By Topic

Explosive containment with spherically tamped powders

Sign In

Cookies must be enabled to login.After enabling cookies , please use refresh or reload or ctrl+f5 on the browser for the login options.

Formats Non-Member Member
$31 $31
Learn how you can qualify for the best price for this item!
Become an IEEE Member or Subscribe to
IEEE Xplore for exclusive pricing!
close button

puzzle piece

IEEE membership options for an individual and IEEE Xplore subscriptions for an organization offer the most affordable access to essential journal articles, conference papers, standards, eBooks, and eLearning courses.

Learn more about:

IEEE membership

IEEE Xplore subscriptions

1 Author(s)
Glenn, L.A. ; Lawrence Livermore National Laboratory, Physics Department, University of California, P.O. Box 808, Livermore, California 94550

Your organization might have access to this article on the publisher's site. To check, click on this link: 

An effective technique for maximizing the explosive charge that a given container can safely handle is to fill the space between the charge and the container walls with a porous medium or a powder. Using the wrong powder, however, can be worse than using no powder at all. Moreover, a powder‐filled container that performs very well with a small charge may also be worse than a powderless system when the charge is increased. An analysis of this problem is developed with the aim of identifying appropriate buffer material properties and the conditions under which breakdown occurs.
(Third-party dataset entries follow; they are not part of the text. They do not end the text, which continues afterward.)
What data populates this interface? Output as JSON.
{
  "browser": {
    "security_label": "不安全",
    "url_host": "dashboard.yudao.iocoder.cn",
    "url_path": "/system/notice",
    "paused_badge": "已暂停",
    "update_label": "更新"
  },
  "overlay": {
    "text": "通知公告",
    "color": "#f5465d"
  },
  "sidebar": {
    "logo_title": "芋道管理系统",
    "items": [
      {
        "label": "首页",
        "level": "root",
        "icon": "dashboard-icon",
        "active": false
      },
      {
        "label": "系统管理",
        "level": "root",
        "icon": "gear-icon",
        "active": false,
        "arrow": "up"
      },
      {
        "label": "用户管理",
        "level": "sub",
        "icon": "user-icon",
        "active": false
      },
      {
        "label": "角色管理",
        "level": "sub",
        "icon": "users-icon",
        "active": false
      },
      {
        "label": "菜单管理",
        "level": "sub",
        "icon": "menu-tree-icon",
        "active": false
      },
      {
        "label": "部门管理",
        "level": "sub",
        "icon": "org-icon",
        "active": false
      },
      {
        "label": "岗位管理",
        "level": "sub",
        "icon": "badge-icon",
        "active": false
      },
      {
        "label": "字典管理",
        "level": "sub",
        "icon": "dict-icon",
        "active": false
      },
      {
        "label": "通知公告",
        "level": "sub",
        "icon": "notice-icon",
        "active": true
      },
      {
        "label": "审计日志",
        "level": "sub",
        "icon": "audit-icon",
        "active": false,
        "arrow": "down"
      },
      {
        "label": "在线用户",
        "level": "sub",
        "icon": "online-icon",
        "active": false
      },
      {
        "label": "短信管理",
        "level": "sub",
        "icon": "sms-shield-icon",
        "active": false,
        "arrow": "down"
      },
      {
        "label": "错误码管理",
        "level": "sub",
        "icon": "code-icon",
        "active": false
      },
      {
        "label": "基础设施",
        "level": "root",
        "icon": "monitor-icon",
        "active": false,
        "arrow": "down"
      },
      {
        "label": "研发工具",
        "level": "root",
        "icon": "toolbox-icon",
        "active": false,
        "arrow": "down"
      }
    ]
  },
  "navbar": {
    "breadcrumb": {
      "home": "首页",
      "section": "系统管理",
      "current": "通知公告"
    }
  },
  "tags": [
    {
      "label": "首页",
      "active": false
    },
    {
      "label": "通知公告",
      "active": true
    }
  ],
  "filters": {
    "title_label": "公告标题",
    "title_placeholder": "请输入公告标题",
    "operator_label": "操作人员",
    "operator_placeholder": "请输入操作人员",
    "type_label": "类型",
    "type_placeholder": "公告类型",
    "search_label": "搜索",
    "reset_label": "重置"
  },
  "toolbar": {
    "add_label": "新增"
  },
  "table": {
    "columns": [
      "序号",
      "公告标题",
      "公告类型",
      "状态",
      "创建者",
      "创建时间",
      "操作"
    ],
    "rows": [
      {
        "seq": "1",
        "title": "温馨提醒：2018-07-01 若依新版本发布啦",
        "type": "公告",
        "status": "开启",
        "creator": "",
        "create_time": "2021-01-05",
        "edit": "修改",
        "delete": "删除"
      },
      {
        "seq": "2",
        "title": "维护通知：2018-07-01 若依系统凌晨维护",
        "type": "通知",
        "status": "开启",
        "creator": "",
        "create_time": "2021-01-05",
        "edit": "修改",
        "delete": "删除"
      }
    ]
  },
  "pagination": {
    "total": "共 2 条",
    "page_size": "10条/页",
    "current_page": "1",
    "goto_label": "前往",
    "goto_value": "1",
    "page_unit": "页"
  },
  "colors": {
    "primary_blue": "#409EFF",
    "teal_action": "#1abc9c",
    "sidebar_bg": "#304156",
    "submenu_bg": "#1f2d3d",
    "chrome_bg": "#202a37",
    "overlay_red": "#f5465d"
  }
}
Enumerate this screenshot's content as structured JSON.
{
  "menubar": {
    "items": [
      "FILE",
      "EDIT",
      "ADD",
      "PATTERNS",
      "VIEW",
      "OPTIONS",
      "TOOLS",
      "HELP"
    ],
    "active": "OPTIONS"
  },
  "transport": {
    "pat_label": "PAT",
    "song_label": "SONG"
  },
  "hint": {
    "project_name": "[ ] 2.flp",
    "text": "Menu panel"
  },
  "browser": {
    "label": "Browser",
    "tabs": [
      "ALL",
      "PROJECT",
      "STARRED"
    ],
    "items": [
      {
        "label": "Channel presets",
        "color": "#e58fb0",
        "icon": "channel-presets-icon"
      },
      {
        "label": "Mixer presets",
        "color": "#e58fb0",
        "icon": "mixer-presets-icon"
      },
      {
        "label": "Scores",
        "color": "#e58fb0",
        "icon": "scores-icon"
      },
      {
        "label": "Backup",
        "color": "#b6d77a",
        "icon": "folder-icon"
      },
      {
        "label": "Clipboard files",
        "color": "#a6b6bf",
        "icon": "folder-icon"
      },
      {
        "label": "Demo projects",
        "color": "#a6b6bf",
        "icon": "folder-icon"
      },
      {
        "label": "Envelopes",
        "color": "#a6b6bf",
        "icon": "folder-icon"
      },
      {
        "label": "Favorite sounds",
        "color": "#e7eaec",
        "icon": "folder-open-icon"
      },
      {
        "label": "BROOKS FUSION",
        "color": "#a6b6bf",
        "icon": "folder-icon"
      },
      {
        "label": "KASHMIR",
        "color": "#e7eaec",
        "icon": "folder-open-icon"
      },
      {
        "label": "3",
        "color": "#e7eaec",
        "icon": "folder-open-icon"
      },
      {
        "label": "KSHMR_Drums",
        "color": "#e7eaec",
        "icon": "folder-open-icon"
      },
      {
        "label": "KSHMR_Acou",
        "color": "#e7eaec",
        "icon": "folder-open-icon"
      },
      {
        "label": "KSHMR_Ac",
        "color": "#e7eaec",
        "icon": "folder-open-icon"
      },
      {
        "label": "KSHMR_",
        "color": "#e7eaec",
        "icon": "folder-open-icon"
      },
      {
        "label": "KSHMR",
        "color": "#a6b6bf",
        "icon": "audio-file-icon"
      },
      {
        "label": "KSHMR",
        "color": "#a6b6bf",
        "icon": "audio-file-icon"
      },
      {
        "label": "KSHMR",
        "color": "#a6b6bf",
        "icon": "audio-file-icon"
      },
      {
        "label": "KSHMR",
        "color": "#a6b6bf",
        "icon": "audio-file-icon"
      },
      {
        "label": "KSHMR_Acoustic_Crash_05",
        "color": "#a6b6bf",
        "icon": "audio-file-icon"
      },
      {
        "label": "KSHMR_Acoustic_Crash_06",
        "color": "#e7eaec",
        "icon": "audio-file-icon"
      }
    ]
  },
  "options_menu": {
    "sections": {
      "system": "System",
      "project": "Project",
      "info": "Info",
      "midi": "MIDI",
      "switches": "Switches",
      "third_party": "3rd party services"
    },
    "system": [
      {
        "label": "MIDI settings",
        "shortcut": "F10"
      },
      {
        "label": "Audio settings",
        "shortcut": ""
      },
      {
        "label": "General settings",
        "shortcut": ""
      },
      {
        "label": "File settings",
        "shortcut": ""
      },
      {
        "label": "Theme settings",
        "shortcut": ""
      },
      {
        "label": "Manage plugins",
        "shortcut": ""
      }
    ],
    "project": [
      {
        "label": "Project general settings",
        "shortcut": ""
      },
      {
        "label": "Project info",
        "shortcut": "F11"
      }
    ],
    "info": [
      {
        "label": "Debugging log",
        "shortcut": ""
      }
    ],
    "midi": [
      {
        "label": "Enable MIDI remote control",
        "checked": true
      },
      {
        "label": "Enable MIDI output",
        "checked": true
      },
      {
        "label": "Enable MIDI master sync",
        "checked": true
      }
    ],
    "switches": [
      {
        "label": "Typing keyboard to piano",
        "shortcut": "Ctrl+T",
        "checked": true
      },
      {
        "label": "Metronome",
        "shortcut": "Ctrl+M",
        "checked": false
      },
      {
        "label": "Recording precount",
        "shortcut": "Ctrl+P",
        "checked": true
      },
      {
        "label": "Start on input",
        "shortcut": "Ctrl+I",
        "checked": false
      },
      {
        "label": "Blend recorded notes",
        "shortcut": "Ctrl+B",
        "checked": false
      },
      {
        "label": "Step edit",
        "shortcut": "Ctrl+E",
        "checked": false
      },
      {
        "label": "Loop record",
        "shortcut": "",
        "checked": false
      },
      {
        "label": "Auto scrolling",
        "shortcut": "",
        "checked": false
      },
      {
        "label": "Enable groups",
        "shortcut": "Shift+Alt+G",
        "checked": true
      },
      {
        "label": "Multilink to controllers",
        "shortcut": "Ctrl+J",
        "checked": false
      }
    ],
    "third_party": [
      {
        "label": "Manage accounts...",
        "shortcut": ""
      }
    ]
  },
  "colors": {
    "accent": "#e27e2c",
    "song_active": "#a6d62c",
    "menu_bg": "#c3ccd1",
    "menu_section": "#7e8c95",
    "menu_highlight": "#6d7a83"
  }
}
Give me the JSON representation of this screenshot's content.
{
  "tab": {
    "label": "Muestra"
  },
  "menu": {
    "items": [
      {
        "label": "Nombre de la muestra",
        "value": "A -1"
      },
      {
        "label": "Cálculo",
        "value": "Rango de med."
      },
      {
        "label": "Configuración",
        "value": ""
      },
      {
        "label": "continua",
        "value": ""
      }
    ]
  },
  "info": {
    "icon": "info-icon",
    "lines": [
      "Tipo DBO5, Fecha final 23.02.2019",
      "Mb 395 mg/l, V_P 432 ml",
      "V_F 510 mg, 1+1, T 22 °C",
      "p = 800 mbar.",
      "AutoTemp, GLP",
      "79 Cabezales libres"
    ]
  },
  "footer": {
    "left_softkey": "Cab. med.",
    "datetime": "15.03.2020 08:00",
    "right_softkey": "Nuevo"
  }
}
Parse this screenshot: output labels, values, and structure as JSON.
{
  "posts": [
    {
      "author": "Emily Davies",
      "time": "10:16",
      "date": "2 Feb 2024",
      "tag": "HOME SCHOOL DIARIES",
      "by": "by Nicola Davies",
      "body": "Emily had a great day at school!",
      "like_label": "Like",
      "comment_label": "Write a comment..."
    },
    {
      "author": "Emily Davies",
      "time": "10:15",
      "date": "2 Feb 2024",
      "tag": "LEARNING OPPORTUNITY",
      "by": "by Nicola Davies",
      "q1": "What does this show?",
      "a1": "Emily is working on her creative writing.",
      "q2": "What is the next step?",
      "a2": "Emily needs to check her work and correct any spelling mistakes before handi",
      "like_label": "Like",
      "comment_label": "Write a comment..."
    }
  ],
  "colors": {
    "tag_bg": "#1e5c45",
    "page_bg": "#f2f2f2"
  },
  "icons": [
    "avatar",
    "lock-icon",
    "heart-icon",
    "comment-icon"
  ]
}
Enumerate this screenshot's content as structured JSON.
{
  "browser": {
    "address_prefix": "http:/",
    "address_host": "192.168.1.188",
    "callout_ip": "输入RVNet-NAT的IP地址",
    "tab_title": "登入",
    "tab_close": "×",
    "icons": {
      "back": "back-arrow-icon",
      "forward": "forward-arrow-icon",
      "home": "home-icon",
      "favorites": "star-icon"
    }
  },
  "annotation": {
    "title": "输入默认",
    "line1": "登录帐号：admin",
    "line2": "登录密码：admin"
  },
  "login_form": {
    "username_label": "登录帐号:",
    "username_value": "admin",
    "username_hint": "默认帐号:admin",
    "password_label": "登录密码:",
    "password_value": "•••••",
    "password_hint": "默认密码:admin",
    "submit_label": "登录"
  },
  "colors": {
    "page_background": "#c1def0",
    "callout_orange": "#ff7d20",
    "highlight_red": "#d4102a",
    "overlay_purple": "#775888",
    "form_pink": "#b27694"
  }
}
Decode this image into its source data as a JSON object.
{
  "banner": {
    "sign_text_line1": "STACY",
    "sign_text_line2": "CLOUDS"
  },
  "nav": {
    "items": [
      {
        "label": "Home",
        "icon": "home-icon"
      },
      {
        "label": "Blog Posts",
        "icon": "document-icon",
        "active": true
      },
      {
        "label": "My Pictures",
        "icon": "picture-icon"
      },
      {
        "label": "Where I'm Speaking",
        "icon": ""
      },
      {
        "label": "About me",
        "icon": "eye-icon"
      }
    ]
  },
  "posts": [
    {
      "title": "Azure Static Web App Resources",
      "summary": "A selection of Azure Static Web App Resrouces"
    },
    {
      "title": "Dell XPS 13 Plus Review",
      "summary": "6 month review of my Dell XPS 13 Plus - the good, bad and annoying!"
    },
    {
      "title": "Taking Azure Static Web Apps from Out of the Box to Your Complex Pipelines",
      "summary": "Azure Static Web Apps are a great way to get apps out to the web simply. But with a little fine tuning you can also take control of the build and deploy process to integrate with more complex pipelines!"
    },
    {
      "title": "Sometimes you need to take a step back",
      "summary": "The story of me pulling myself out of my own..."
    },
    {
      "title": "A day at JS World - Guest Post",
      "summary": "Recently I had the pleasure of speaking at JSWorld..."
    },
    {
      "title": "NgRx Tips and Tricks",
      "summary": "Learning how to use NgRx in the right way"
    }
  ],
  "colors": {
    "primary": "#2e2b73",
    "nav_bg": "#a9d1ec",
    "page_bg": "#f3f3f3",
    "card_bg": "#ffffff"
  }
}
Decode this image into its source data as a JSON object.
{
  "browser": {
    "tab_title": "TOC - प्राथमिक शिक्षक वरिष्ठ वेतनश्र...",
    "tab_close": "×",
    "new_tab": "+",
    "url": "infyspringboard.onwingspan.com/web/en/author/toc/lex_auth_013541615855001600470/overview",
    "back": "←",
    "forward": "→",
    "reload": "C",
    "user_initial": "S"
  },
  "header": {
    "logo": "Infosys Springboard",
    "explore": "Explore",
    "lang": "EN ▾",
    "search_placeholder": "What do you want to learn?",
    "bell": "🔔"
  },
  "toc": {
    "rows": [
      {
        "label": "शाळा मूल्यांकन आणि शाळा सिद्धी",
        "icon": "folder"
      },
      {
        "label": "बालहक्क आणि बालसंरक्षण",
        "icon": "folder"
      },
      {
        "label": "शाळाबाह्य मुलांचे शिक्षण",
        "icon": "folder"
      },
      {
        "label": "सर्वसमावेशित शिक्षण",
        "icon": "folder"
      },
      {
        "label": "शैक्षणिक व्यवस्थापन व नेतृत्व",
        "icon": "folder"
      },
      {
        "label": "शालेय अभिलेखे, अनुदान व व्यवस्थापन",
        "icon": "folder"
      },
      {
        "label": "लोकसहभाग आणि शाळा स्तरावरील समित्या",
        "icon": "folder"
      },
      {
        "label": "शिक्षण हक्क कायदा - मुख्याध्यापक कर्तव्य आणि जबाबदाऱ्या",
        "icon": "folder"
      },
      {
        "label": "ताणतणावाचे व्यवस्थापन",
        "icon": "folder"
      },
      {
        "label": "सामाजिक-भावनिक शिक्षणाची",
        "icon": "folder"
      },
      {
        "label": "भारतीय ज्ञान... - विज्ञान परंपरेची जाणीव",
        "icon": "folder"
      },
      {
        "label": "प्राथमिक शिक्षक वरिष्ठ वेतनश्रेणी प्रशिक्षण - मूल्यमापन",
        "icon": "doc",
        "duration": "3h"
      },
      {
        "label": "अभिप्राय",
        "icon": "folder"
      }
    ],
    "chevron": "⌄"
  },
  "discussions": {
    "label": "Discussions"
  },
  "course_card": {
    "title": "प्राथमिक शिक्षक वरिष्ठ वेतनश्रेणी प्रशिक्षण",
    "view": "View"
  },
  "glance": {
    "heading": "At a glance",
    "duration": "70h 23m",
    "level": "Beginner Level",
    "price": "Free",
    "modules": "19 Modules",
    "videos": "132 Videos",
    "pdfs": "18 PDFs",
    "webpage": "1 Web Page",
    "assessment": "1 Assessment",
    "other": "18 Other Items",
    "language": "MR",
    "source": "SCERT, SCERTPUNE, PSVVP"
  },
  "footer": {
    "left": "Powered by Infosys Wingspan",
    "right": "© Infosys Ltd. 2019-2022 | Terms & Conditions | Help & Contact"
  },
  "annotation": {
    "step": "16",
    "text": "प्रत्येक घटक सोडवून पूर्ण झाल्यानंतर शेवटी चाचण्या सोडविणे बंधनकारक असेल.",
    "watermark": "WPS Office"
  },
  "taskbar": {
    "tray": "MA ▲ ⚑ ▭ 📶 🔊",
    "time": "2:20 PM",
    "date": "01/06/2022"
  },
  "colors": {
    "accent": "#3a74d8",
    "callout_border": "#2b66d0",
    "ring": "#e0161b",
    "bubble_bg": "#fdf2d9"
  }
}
The results are compared with various experiments performed with graphite powder, coke chunks, granular salt, snow, and vermiculite.

Published in:

Journal of Applied Physics  (Volume:60 ,  Issue: 10 )